What to work on: Copy each line of the entries that contains the word "text".

--------------------

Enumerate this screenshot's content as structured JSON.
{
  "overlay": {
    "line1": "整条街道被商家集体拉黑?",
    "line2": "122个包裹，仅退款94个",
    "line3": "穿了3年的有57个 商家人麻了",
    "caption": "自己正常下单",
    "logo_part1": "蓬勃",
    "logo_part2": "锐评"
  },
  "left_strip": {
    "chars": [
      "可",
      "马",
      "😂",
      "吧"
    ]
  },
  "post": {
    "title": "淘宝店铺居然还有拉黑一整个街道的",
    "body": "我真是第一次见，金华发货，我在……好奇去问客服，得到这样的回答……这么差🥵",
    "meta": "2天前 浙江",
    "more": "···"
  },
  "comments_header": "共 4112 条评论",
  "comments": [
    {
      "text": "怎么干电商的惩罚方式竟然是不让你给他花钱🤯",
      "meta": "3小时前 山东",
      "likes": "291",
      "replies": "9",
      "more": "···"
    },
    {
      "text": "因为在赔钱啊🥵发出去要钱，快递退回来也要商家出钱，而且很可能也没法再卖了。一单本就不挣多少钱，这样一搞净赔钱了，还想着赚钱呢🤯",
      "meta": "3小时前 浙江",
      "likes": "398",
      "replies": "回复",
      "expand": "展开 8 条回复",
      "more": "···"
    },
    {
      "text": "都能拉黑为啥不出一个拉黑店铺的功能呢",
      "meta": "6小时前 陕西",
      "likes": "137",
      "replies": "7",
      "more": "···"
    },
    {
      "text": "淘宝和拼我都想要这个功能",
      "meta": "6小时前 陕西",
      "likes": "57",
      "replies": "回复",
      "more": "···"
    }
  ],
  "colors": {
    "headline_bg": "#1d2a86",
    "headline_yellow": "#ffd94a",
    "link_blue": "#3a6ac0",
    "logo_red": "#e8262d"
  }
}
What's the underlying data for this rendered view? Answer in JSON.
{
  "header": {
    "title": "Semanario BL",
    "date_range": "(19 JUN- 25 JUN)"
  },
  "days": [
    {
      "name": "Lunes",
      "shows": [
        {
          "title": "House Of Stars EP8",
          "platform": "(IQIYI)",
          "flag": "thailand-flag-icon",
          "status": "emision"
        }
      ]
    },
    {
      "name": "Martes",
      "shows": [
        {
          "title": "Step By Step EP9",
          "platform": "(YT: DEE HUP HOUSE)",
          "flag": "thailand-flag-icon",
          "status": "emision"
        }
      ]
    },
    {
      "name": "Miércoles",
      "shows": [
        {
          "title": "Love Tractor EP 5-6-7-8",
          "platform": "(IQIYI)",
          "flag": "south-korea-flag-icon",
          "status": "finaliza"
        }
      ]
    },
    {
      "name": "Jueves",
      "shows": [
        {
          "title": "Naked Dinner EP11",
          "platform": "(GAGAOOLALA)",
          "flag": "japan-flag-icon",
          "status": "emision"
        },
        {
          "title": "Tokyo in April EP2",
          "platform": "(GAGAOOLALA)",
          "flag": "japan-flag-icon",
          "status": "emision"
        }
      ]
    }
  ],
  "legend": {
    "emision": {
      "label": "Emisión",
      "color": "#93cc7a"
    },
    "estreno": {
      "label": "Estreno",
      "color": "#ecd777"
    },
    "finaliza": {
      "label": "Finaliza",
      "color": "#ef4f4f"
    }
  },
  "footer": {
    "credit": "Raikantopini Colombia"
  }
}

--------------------

Answer section:
      "text": "怎么干电商的惩罚方式竟然是不让你给他花钱🤯",
      "text": "因为在赔钱啊🥵发出去要钱，快递退回来也要商家出钱，而且很可能也没法再卖了。一单本就不挣多少钱，这样一搞净赔钱了，还想着赚钱呢🤯",
      "text": "都能拉黑为啥不出一个拉黑店铺的功能呢",
      "text": "淘宝和拼我都想要这个功能",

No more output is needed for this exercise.